The Us soundtrack consists of a total of 35 tracks, and features not only Abels' musical score for the film, but also songs from three major artists of color: Janelle Monaé, Maya Rudolph's mother and legendary singer-songwriter Minnie Riperton, and hip-hop duo Luniz. The track that you've definitely heard in the Us teasers and trailers is Luniz's massive 1995 hit "I Got 5 On It," featuring Michael Marshall. Naturally, Abels had to turn the song into the seriously sick "Tethered Remix" to fit the movie's mood — slow and sinister. After you see Us, you'll probably never hear the original song the same way again.
It was Peele who chose the Luniz song for the movie. "I’m making a movie in Northern California, that’s a bay area hip-hop classic and I wanted to explore this very relatable journey of being a parent [and] maybe some of the songs you listened to back in the day aren’t appropriate for your kids," the filmmaker told Entertainment Weekly. "So that was one level, and another part was, I love songs that have a great feeling but also have a haunting element to them and I feel like the beat in that song has this inherent cryptic energy, almost reminiscent of the Nightmare on Elm Street soundtrack. So those were the ideas that that song hit the bullseye on for me, and also, it’s just a dope track.”

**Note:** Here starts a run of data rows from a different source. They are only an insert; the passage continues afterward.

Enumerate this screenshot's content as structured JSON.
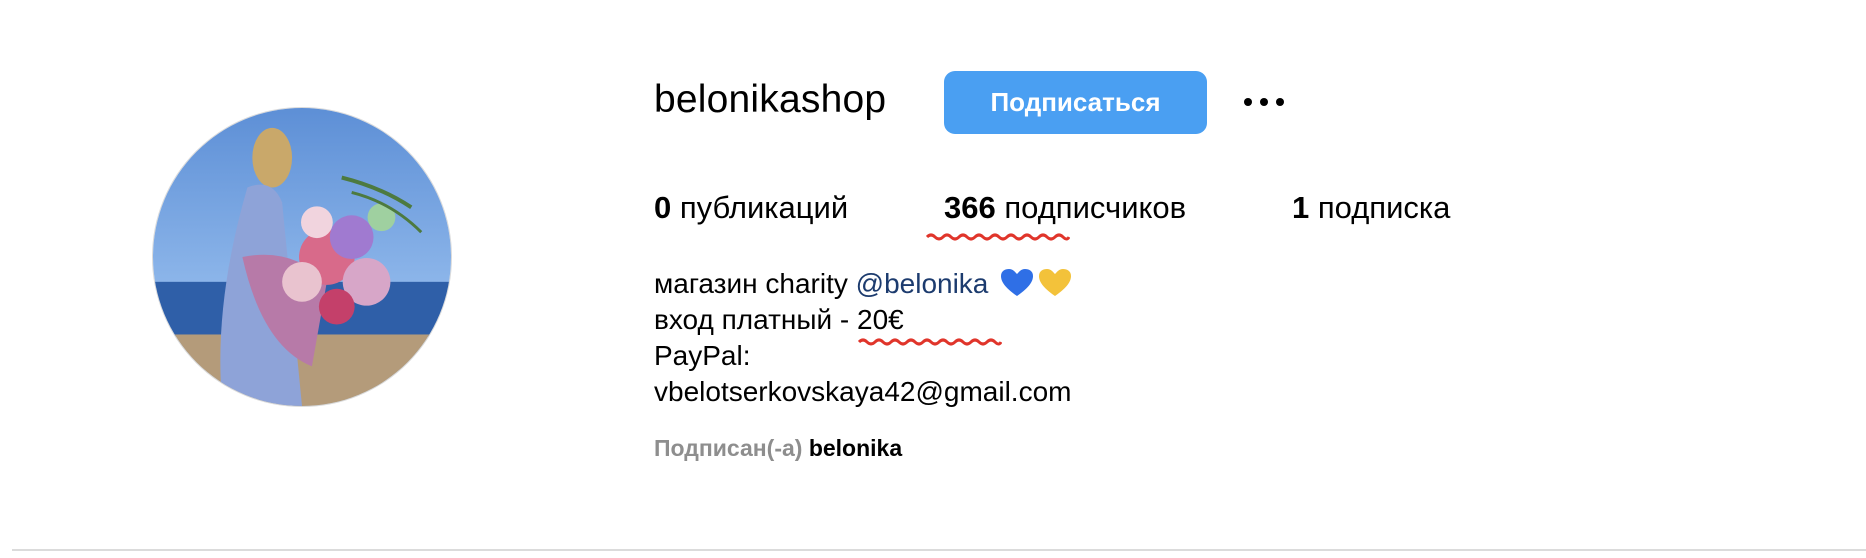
{
  "profile": {
    "username": "belonikashop",
    "follow_label": "Подписаться",
    "more_icon": "more-horizontal-icon"
  },
  "stats": {
    "posts_count": "0",
    "posts_label": "публикаций",
    "followers_count": "366",
    "followers_label": "подписчиков",
    "following_count": "1",
    "following_label": "подписка"
  },
  "bio": {
    "line1_text": "магазин charity ",
    "line1_mention": "@belonika",
    "line1_emojis": [
      "blue-heart-icon",
      "yellow-heart-icon"
    ],
    "line2": "вход платный - 20€",
    "line3": "PayPal:",
    "line4": "vbelotserkovskaya42@gmail.com"
  },
  "followed_by": {
    "label": "Подписан(-а)",
    "user": "belonika"
  },
  "colors": {
    "follow_button": "#4a9ff2",
    "mention": "#1c3b6e",
    "annotation": "#e0352b",
    "muted": "#8e8e8e"
  }
}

The other non-score songs on the Us complilation include "I Like That" from Janelle Monaé's Dirty Computer and the psychedelic, soulful melody of Minnie Riperton's "Les Fleur." As seen on the full track list, neither of the two songs have been remixed by Abels, so it will be interesting to see how they play into the movie. While you can stream the soundtrack on Spotify, Amazon, and Apple Music, those two tracks and the original "I Got 5 On It" are only on the physical album.
Most of the album consists of Abels's creepy score. In one track, the composer riffs on R&B group Club Nouveau’s “Why You Treat Me So Bad?,” which is sampled on the original "I Got 5 On It." On the Us album, the track is called "Pas de Deux," and is the second song on the record. It slows down the familiar beat, adds the ever-essential violins, and more suspenseful sounds for a truly horrific effect.
But the composer came into the gig aware that horror fans are tuned into how music can tease a big moment. "There are times you want to foreshadow what’s coming and other times you want to deliberately not foreshadow what’s coming,” Abels told Entertainment Weekly about his decisions with the score. “Some scares are the type of dread where you know it’s coming, and others aren’t. So we do spend a lot of time talking about what kind of scare something’s going to be, whether it’s a jump-at-you, or a slow burn.”
There are also compositions like "Immolation" and "Human" that also feature vocalists singing at the forefront, and rising above the melodies. Abels also told EW, "Jordan specifically, when we first spoke about the film, talked about how important he wanted the voices to be in the soundtrack."
Whether or not horror movies are your cup of tea, you can still listen to these tracks just to hear Abels' brilliant work. Although, after watching the movie, it's understandable if you'd prefer not to relive the spine-chilling scenes — at least when you're alone.